7. exonemo (internet) DesktopBAM 2011. Computer installation with automated mouse cursor, projection, sound.
The criteria for AI should include a capacity for boredom. Only then could the particular kind of technonature called cursormouse be able to dream of independent performances tapped out on a desktop. Alone and left to its own devices the cursormouse travels the desktop surfaces of a techno galaxy. For more see http://www.frequency.com/video/exonemo-desktop/33724542
8. Robert Overweg (Netherlands) The End of the Virtual World 2012.
The banal world of gaming gets weird at its edges. For a while I traced the edges of objects in google earth. Here Overweg finds the drop off points where the game world simply ends.
9. Jae-eun Choi (South Korea) 37º56.42 42’N, 97.4414′ E 2012.
Mixed media, printer, camera, paper roll, x 2 computer.
A computer watches clouds. Others have watched other clouds (see http://cloudy.halo.gen.nz/about). This computer prints what it sees, leaving a scattered index all over the floor.
10. Zimoun (Switzerland) 25 Woodworms, wood, microphone, sound system 2009.
HD video loop.
Just because it is louder does that make the sound real, or does it remain the sound that I imagine it to be?

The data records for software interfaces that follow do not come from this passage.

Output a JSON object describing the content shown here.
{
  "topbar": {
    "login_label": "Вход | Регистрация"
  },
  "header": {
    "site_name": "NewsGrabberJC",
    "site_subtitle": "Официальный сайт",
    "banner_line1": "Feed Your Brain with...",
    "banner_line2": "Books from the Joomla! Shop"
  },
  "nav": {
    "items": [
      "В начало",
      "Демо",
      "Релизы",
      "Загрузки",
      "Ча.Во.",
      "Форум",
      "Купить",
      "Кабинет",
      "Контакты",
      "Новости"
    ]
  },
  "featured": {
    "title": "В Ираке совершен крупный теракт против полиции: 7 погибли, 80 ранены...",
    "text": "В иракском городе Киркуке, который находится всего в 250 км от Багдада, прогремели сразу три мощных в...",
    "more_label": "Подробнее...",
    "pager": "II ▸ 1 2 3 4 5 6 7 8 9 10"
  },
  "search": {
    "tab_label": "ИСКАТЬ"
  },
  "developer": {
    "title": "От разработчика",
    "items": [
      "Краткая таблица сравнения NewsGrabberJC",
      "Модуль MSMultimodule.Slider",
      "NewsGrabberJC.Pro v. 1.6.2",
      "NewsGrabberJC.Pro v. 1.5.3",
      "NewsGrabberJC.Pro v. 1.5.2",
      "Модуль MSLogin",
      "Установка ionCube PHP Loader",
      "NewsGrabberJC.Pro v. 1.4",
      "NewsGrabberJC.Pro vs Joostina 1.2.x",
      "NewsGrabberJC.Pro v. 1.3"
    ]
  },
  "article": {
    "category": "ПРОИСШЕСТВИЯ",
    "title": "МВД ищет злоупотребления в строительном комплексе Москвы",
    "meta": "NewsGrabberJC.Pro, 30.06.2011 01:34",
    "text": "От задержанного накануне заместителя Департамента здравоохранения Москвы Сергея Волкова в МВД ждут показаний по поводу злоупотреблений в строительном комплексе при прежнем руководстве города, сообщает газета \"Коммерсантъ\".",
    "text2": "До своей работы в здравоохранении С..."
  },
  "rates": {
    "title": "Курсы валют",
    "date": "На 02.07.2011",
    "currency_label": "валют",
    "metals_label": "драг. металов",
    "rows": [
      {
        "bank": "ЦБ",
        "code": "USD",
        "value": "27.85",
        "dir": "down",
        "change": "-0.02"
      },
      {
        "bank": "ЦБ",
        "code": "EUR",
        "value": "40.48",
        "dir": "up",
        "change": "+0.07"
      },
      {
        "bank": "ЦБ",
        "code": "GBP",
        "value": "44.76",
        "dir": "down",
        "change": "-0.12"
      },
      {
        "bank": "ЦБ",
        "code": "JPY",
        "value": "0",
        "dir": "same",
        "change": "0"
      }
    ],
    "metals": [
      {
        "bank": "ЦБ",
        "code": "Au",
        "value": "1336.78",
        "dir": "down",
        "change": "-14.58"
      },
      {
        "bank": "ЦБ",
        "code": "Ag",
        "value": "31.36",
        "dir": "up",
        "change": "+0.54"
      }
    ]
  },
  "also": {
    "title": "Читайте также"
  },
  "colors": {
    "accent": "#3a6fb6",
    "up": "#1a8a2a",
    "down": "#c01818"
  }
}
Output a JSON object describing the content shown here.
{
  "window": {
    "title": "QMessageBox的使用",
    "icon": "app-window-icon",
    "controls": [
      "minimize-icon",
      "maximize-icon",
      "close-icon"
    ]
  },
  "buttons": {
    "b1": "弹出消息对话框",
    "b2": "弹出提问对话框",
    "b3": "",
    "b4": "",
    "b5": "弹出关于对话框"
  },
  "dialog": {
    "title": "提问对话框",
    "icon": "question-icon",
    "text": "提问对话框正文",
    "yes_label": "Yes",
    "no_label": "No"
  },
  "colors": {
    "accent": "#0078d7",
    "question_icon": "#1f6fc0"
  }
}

The spell of the city remained outside in the dreamspace of travel. The exhibition was comfortable. Real.